Exercise
Each line of the listing that contains "this" should be found and copied.
=== Data ===
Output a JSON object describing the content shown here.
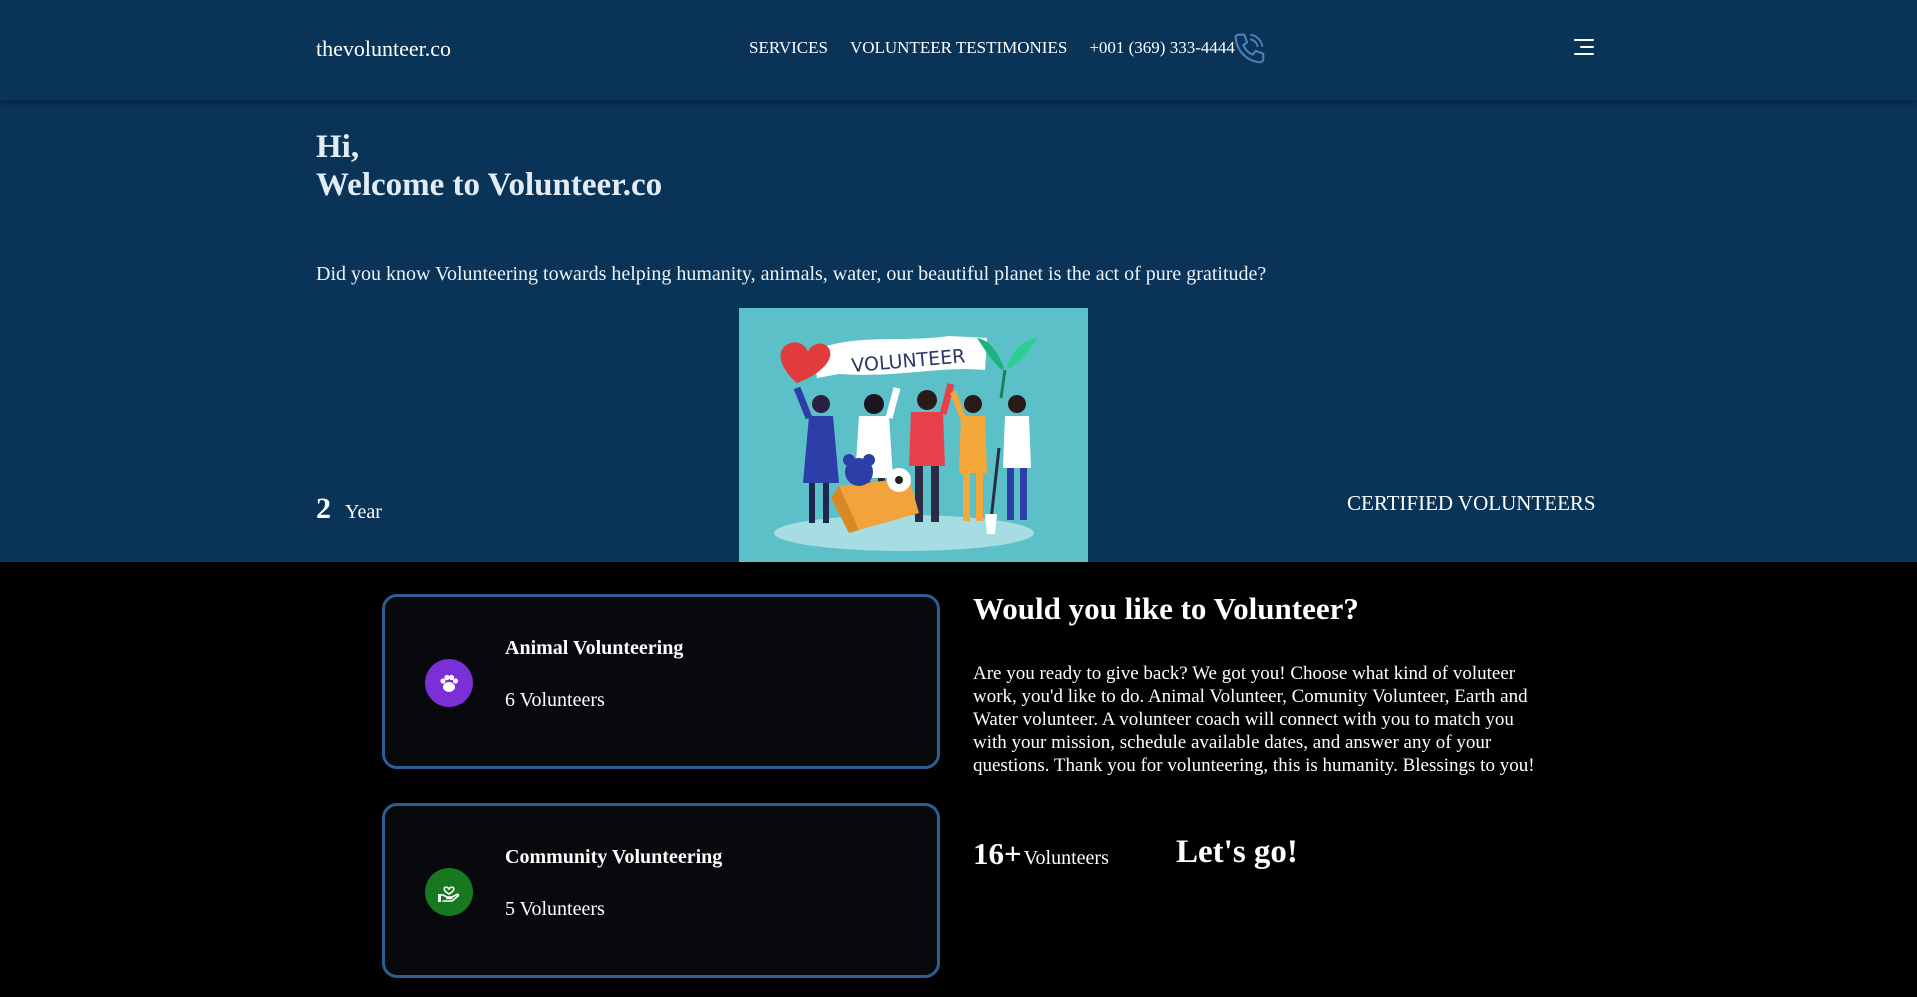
{
  "nav": {
    "brand": "thevolunteer.co",
    "links": [
      "SERVICES",
      "VOLUNTEER TESTIMONIES",
      "+001 (369) 333-4444"
    ],
    "phone_icon": "phone-icon",
    "menu_icon": "hamburger-menu-icon"
  },
  "hero": {
    "greeting_line1": "Hi,",
    "greeting_line2": "Welcome to Volunteer.co",
    "tagline": "Did you know Volunteering towards helping humanity, animals, water, our beautiful planet is the act of pure gratitude?",
    "illustration_banner": "VOLUNTEER",
    "year_value": "2",
    "year_label": "Year",
    "certified_label": "CERTIFIED VOLUNTEERS"
  },
  "cards": [
    {
      "title": "Animal Volunteering",
      "count": "6 Volunteers",
      "icon": "paw-icon",
      "icon_color": "#7b2fd6"
    },
    {
      "title": "Community Volunteering",
      "count": "5 Volunteers",
      "icon": "hand-heart-icon",
      "icon_color": "#17781f"
    }
  ],
  "cta": {
    "title": "Would you like to Volunteer?",
    "body": "Are you ready to give back? We got you! Choose what kind of voluteer work, you'd like to do. Animal Volunteer, Comunity Volunteer, Earth and Water volunteer. A volunteer coach will connect with you to match you with your mission, schedule available dates, and answer any of your questions. Thank you for volunteering, this is humanity. Blessings to you!",
    "stat_value": "16+",
    "stat_label": "Volunteers",
    "go_label": "Let's go!"
  },
  "colors": {
    "header_bg": "#0a3358",
    "page_bg": "#000000",
    "card_border": "#2d5d93",
    "illustration_bg": "#5cc0c9"
  }
}
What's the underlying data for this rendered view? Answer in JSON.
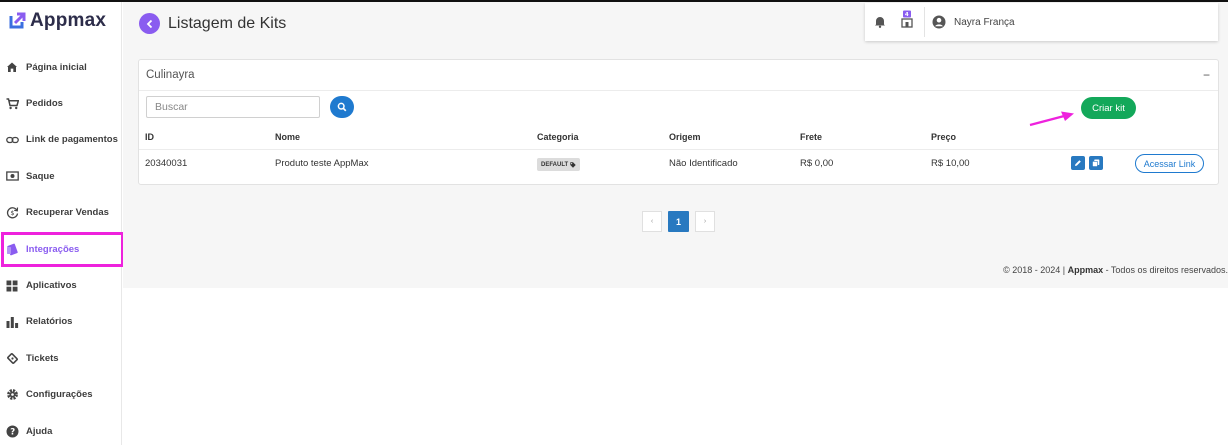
{
  "app": {
    "name": "Appmax"
  },
  "sidebar": {
    "items": [
      {
        "label": "Página inicial",
        "icon": "home-icon"
      },
      {
        "label": "Pedidos",
        "icon": "cart-icon"
      },
      {
        "label": "Link de pagamentos",
        "icon": "link-icon"
      },
      {
        "label": "Saque",
        "icon": "cash-icon"
      },
      {
        "label": "Recuperar Vendas",
        "icon": "recover-icon"
      },
      {
        "label": "Integrações",
        "icon": "integrations-icon",
        "active": true
      },
      {
        "label": "Aplicativos",
        "icon": "apps-icon"
      },
      {
        "label": "Relatórios",
        "icon": "bar-chart-icon"
      },
      {
        "label": "Tickets",
        "icon": "ticket-icon"
      },
      {
        "label": "Configurações",
        "icon": "gear-icon"
      },
      {
        "label": "Ajuda",
        "icon": "help-icon"
      }
    ]
  },
  "header": {
    "title": "Listagem de Kits"
  },
  "topbar": {
    "user_name": "Nayra França"
  },
  "card": {
    "title": "Culinayra",
    "collapse_symbol": "−",
    "search": {
      "placeholder": "Buscar"
    },
    "create_button": "Criar kit",
    "columns": [
      "ID",
      "Nome",
      "Categoria",
      "Origem",
      "Frete",
      "Preço"
    ],
    "rows": [
      {
        "id": "20340031",
        "nome": "Produto teste AppMax",
        "categoria": "DEFAULT",
        "origem": "Não Identificado",
        "frete": "R$ 0,00",
        "preco": "R$ 10,00",
        "link_label": "Acessar Link"
      }
    ]
  },
  "pagination": {
    "prev": "‹",
    "current": "1",
    "next": "›"
  },
  "footer": {
    "prefix": "© 2018 - 2024 | ",
    "brand": "Appmax",
    "suffix": " - Todos os direitos reservados."
  },
  "colors": {
    "accent": "#8a5cf0",
    "primary": "#2879c0",
    "success": "#13a85a",
    "highlight": "#ee22dd"
  }
}
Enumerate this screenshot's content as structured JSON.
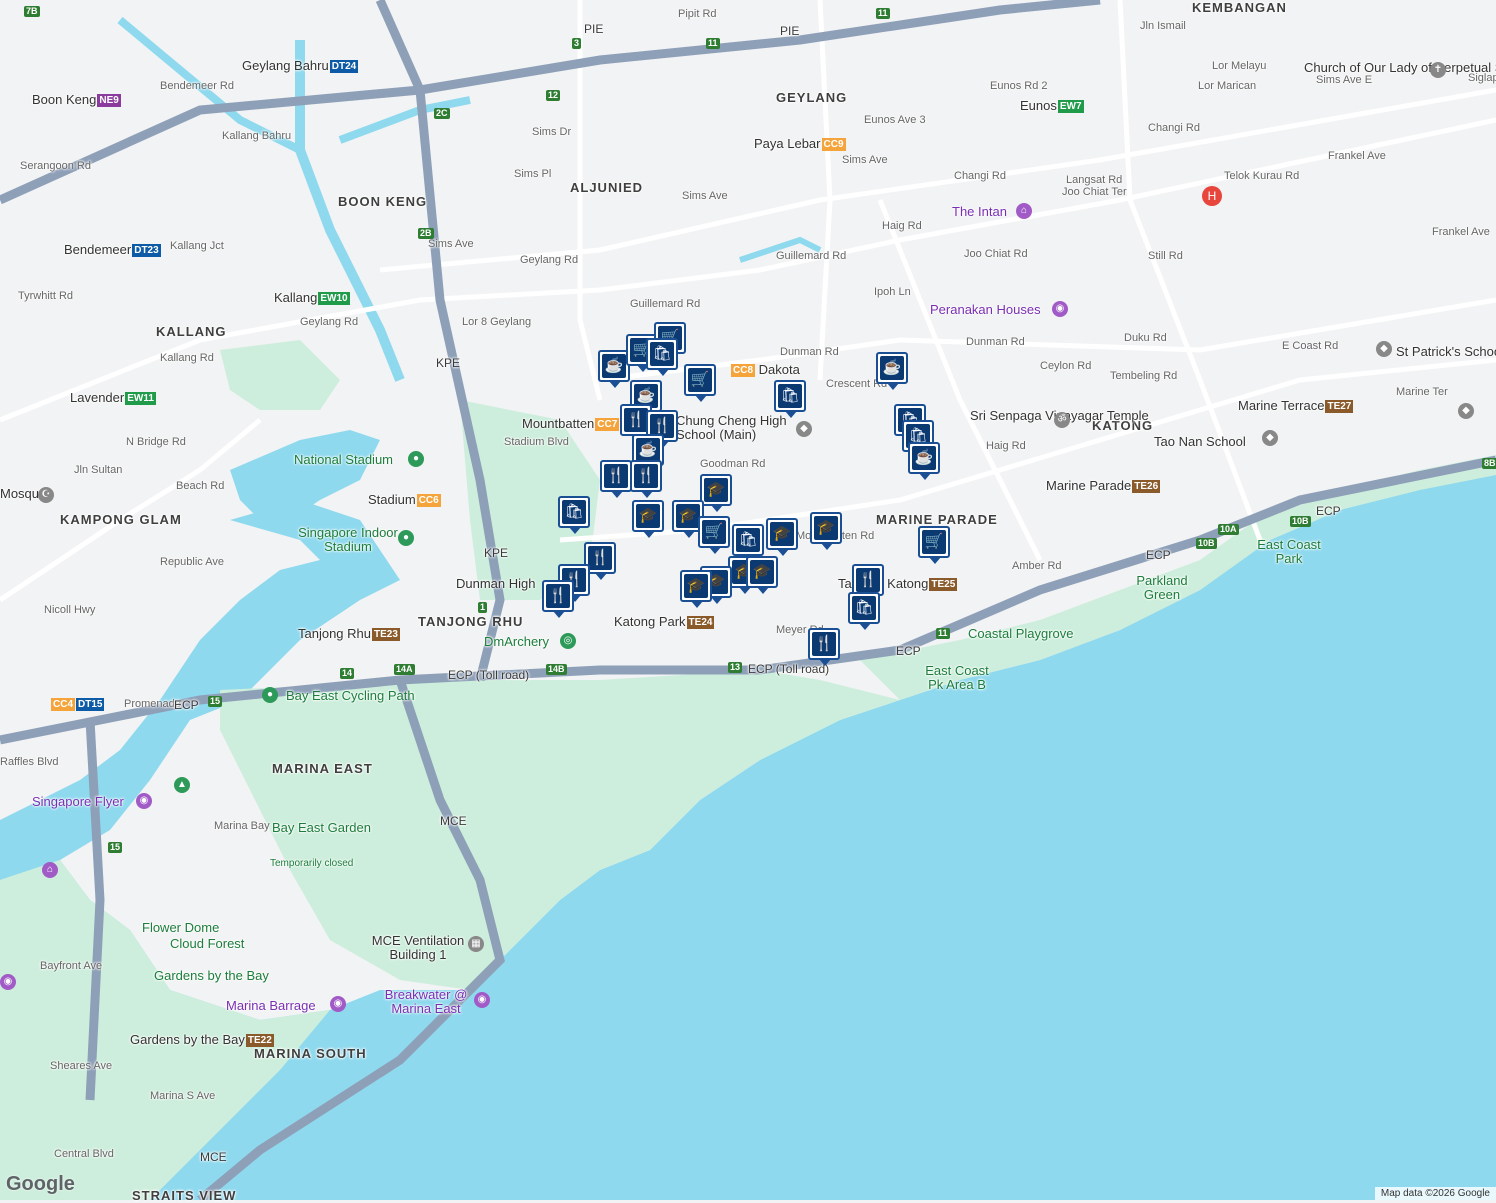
{
  "map": {
    "colors": {
      "water": "#8fd9ee",
      "park": "#cdeedc",
      "land": "#f2f3f4",
      "road": "#ffffff",
      "highway": "#8ea0b8",
      "mrt": "#7b4ba0",
      "pin": "#0b3a73"
    },
    "areas": [
      "GEYLANG",
      "ALJUNIED",
      "BOON KENG",
      "KALLANG",
      "KAMPONG GLAM",
      "TANJONG RHU",
      "MARINA EAST",
      "MARINE PARADE",
      "KATONG",
      "MARINA SOUTH",
      "STRAITS VIEW",
      "KEMBANGAN"
    ],
    "roads": [
      "Pipit Rd",
      "Sims Dr",
      "Sims Pl",
      "Sims Ave",
      "Geylang Rd",
      "Guillemard Rd",
      "Dunman Rd",
      "Crescent Rd",
      "Haig Rd",
      "Ipoh Ln",
      "Joo Chiat Rd",
      "Goodman Rd",
      "Mountbatten Rd",
      "Meyer Rd",
      "Amber Rd",
      "Ceylon Rd",
      "Tembeling Rd",
      "Duku Rd",
      "Langsat Rd",
      "Joo Chiat Ter",
      "Changi Rd",
      "Sims Ave E",
      "Frankel Ave",
      "Still Rd",
      "Telok Kurau Rd",
      "Lor Marican",
      "Lor Melayu",
      "Jln Ismail",
      "Eunos Ave 3",
      "Eunos Rd 2",
      "Siglap Rd",
      "E Coast Rd",
      "Marine Ter",
      "Kallang Rd",
      "Kallang Bahru",
      "Kallang Jct",
      "Bendemeer Rd",
      "Serangoon Rd",
      "Geylang Bahru",
      "Tyrwhitt Rd",
      "N Bridge Rd",
      "Jln Sultan",
      "Beach Rd",
      "Republic Ave",
      "Nicoll Hwy",
      "Stadium Blvd",
      "Lor 8 Geylang",
      "Raffles Blvd",
      "Bayfront Ave",
      "Sheares Ave",
      "Central Blvd",
      "Marina S Ave",
      "Marina Bay",
      "Promenade",
      "Lor 8 Geylang"
    ],
    "highways": [
      "PIE",
      "KPE",
      "ECP (Toll road)",
      "ECP",
      "MCE"
    ],
    "stations": [
      {
        "name": "Geylang Bahru",
        "code": "DT24",
        "color": "#0d5ba6"
      },
      {
        "name": "Boon Keng",
        "code": "NE9",
        "color": "#8b3a9e"
      },
      {
        "name": "Bendemeer",
        "code": "DT23",
        "color": "#0d5ba6"
      },
      {
        "name": "Kallang",
        "code": "EW10",
        "color": "#1f9b4a"
      },
      {
        "name": "Lavender",
        "code": "EW11",
        "color": "#1f9b4a"
      },
      {
        "name": "Stadium",
        "code": "CC6",
        "color": "#f4a43b"
      },
      {
        "name": "Mountbatten",
        "code": "CC7",
        "color": "#f4a43b"
      },
      {
        "name": "Dakota",
        "code": "CC8",
        "color": "#f4a43b"
      },
      {
        "name": "Paya Lebar",
        "code": "CC9",
        "color": "#f4a43b"
      },
      {
        "name": "Eunos",
        "code": "EW7",
        "color": "#1f9b4a"
      },
      {
        "name": "Tanjong Rhu",
        "code": "TE23",
        "color": "#8a5a2b"
      },
      {
        "name": "Katong Park",
        "code": "TE24",
        "color": "#8a5a2b"
      },
      {
        "name": "Tanjong Katong",
        "code": "TE25",
        "color": "#8a5a2b"
      },
      {
        "name": "Marine Parade",
        "code": "TE26",
        "color": "#8a5a2b"
      },
      {
        "name": "Marine Terrace",
        "code": "TE27",
        "color": "#8a5a2b"
      },
      {
        "name": "Gardens by the Bay",
        "code": "TE22",
        "color": "#8a5a2b"
      }
    ],
    "pois": [
      "The Intan",
      "Peranakan Houses",
      "Sri Senpaga Vinayagar Temple",
      "Church of Our Lady of Perpetual Succour",
      "St Patrick's School",
      "Tao Nan School",
      "Chung Cheng High School (Main)",
      "National Stadium",
      "Singapore Indoor Stadium",
      "Dunman High",
      "DmArchery",
      "Bay East Cycling Path",
      "Singapore Flyer",
      "Bay East Garden",
      "Temporarily closed",
      "Flower Dome",
      "Cloud Forest",
      "Gardens by the Bay",
      "MCE Ventilation Building 1",
      "Marina Barrage",
      "Breakwater @ Marina East",
      "Coastal Playgrove",
      "East Coast Pk Area B",
      "Parkland Green",
      "East Coast Park",
      "Mosque"
    ]
  },
  "footer": {
    "logo": "Google",
    "copyright": "Map data ©2026 Google"
  }
}
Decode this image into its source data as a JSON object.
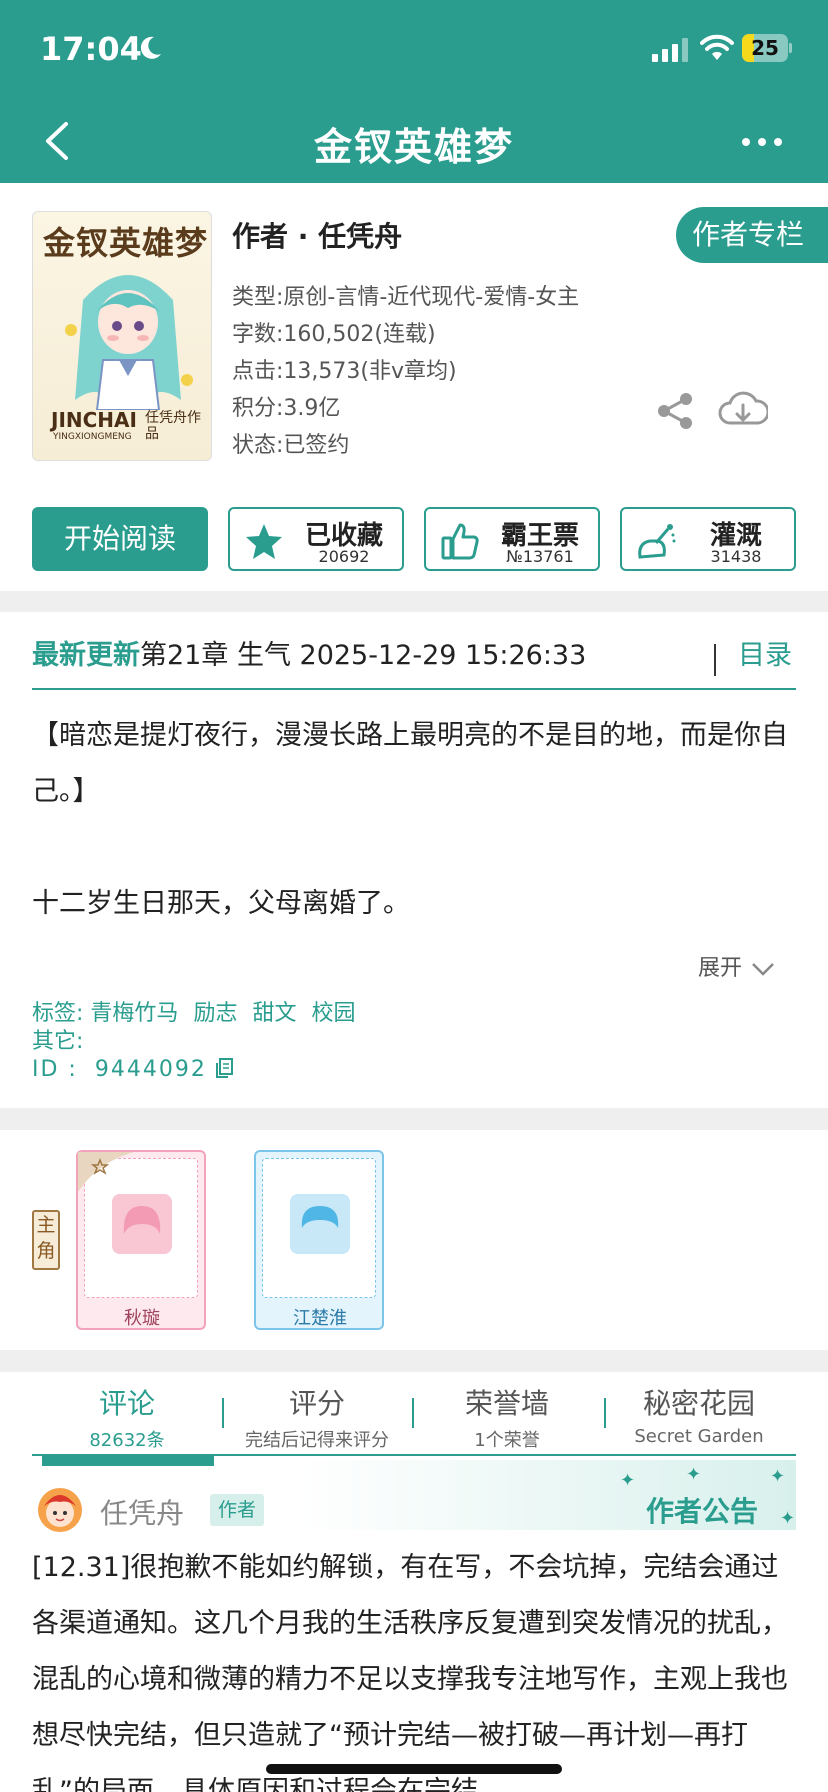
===
Solution to the exercise
    "body": "Are you ready to give back? We got you! Choose what kind of voluteer work, you'd like to do. Animal Volunteer, Comunity Volunteer, Earth and Water volunteer. A volunteer coach will connect with you to match you with your mission, schedule available dates, and answer any of your questions. Thank you for volunteering, this is humanity. Blessings to you!",
What's the underlying data for this rendered view? Answer in JSON.
Enumerate this screenshot's content as structured JSON.
Decode this image into its source data as a JSON object.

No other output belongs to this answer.